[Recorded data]
•••
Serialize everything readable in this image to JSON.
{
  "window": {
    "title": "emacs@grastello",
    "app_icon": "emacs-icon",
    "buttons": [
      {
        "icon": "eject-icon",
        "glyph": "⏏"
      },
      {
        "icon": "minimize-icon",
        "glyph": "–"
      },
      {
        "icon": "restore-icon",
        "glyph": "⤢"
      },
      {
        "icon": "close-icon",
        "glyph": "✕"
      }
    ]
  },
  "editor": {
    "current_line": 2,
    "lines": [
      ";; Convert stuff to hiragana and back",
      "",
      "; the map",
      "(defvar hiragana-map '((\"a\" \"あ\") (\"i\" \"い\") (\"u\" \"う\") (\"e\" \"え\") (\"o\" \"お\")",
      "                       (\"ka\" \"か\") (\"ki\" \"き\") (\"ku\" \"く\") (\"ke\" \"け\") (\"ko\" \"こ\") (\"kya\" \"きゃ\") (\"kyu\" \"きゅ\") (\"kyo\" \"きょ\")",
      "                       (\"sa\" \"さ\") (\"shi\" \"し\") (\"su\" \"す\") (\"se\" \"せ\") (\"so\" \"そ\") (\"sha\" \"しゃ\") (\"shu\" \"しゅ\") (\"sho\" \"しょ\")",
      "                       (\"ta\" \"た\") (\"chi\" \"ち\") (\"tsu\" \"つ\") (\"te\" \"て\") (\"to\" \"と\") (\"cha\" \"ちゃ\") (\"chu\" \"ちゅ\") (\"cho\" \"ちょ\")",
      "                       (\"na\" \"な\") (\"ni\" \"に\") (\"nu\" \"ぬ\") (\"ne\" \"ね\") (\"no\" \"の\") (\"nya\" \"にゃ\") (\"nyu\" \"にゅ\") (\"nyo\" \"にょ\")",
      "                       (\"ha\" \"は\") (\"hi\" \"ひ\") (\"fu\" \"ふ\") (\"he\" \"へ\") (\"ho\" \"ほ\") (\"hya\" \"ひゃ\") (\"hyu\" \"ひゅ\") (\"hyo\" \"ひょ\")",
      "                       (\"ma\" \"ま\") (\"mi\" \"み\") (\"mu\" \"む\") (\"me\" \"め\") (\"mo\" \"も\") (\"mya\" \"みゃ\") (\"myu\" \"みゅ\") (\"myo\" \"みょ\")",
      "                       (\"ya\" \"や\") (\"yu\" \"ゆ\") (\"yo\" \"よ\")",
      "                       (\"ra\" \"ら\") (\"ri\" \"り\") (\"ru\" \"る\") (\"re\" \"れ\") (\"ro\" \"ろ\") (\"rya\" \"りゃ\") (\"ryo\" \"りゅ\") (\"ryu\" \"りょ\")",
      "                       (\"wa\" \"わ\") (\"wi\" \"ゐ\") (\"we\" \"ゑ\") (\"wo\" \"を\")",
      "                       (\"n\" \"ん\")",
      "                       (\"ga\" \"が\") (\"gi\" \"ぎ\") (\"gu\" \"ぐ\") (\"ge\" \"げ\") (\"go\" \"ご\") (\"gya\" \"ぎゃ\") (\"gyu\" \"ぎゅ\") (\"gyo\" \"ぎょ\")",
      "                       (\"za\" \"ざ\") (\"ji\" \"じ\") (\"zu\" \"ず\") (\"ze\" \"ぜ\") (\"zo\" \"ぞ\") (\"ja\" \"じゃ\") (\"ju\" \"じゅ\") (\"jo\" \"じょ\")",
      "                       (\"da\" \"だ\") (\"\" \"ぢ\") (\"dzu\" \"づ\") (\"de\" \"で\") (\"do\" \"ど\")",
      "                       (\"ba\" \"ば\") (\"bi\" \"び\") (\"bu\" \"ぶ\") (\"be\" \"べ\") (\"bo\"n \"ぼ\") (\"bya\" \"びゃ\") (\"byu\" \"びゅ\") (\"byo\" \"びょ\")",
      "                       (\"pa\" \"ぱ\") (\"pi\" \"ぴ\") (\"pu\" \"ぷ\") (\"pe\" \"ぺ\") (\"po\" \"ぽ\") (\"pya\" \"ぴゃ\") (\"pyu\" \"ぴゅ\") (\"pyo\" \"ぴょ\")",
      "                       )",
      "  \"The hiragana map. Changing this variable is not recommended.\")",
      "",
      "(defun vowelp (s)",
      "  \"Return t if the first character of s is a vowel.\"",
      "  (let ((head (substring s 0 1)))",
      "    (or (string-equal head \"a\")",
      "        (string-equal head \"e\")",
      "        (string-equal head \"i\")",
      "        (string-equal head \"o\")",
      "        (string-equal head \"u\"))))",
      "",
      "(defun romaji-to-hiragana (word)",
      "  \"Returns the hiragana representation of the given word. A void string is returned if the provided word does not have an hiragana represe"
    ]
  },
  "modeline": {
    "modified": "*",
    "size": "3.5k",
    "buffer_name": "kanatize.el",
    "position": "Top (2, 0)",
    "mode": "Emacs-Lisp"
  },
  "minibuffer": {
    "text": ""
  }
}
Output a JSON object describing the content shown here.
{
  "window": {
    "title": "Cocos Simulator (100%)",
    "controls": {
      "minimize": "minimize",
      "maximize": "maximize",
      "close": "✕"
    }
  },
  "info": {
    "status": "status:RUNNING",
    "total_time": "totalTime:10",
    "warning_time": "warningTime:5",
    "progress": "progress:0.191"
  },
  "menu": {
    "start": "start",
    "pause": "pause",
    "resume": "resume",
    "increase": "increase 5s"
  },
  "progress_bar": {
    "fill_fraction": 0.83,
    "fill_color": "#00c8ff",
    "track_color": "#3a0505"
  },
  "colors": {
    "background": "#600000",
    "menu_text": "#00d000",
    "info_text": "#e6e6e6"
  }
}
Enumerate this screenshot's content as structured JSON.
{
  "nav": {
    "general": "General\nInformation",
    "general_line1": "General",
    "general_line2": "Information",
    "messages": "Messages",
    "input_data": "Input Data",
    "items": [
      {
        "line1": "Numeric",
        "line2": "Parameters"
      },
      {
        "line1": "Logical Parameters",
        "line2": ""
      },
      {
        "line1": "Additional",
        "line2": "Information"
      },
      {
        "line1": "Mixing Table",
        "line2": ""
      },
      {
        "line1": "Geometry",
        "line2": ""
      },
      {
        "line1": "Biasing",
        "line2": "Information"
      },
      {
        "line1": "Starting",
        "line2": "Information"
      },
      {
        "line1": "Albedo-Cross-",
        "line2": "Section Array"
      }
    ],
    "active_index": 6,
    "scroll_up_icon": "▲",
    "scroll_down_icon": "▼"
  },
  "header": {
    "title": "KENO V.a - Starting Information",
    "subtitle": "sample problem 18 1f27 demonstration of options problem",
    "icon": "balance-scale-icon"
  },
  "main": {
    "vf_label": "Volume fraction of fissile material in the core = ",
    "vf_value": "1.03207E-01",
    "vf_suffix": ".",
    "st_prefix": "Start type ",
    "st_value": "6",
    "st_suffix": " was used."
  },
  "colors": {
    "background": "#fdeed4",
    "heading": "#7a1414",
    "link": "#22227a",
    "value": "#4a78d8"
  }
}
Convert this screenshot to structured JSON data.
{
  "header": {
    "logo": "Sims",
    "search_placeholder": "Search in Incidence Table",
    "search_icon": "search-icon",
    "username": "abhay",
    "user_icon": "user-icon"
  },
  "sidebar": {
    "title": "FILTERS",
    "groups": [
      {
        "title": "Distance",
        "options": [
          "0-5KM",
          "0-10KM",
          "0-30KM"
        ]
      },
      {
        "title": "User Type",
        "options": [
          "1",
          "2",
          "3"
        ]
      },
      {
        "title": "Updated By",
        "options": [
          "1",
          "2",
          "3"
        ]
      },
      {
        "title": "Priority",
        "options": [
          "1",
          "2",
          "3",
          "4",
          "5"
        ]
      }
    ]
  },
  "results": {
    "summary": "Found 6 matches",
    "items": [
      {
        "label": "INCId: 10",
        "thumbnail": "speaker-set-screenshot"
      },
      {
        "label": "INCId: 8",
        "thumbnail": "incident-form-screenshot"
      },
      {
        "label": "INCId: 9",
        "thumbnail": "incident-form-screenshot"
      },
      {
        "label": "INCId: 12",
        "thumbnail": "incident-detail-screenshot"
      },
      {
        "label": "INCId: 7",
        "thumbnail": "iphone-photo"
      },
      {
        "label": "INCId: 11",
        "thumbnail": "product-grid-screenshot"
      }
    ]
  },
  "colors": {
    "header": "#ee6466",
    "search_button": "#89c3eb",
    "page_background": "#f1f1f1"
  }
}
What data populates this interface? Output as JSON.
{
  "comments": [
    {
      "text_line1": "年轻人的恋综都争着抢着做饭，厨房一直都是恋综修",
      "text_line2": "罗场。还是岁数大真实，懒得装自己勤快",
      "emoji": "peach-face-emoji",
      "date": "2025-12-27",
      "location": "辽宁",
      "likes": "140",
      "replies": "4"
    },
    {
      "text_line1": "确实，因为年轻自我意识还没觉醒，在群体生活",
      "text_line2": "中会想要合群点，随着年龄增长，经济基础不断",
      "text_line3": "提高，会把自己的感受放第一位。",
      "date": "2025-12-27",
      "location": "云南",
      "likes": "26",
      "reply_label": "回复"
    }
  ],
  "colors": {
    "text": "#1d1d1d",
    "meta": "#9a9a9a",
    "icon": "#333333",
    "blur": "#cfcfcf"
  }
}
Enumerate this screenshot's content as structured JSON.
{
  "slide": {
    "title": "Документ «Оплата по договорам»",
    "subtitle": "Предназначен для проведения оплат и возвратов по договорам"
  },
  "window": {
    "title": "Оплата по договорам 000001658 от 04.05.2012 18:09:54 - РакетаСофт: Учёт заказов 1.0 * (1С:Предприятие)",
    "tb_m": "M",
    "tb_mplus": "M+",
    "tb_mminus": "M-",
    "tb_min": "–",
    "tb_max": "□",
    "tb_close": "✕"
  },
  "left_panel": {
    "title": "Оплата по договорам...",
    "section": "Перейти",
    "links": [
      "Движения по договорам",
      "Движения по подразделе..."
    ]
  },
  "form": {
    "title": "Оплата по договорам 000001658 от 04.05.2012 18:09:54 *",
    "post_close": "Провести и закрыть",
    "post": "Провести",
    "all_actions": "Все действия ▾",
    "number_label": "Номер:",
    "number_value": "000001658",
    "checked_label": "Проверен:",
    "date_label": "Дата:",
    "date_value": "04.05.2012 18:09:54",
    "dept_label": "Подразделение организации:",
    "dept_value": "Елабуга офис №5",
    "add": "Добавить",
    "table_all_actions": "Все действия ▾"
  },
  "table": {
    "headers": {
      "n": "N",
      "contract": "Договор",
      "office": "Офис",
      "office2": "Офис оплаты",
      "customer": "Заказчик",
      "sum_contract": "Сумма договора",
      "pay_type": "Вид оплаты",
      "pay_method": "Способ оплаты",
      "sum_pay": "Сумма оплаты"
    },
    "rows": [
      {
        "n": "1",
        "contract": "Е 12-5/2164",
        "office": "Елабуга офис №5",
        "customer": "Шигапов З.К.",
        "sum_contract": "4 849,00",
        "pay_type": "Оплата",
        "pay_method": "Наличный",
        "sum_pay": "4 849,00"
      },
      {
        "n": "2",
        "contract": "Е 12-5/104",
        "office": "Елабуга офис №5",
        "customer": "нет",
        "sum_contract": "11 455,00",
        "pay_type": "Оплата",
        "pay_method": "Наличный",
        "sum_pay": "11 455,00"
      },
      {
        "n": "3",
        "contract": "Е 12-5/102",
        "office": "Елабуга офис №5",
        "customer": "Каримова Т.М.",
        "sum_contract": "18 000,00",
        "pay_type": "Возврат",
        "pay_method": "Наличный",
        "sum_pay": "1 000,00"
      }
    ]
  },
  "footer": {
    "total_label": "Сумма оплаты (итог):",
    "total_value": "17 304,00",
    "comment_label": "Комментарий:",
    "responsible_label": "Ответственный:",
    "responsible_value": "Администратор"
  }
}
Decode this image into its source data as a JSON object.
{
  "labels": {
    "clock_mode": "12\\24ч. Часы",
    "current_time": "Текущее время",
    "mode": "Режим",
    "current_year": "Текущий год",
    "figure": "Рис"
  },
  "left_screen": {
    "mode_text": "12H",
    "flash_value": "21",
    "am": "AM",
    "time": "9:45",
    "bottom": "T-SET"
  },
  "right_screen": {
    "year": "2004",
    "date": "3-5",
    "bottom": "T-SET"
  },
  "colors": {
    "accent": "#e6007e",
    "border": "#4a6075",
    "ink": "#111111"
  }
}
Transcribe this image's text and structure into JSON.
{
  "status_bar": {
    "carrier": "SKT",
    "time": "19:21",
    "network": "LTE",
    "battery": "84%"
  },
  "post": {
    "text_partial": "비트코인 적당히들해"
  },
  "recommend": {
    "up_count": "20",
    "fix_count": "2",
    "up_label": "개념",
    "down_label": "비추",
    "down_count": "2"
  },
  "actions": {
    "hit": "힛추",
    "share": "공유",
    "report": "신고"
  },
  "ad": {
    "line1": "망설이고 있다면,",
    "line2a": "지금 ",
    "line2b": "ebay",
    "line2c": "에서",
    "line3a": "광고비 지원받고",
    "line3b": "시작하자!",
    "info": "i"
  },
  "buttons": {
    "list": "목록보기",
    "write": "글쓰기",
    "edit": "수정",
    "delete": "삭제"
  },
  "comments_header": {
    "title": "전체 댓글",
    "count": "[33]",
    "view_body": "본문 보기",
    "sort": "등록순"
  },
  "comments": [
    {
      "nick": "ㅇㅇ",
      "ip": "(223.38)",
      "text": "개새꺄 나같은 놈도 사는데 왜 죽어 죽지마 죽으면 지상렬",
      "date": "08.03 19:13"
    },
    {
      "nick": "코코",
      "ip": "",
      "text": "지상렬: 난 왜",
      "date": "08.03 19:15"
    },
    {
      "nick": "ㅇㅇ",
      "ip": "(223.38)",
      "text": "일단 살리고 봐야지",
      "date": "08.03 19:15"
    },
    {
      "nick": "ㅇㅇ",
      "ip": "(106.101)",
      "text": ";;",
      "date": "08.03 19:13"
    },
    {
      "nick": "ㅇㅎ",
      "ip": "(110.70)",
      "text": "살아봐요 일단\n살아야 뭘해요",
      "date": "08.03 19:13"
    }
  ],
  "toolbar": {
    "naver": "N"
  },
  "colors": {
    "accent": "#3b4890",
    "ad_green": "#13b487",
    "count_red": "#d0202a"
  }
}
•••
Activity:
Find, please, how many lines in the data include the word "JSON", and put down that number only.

Exercise response:
8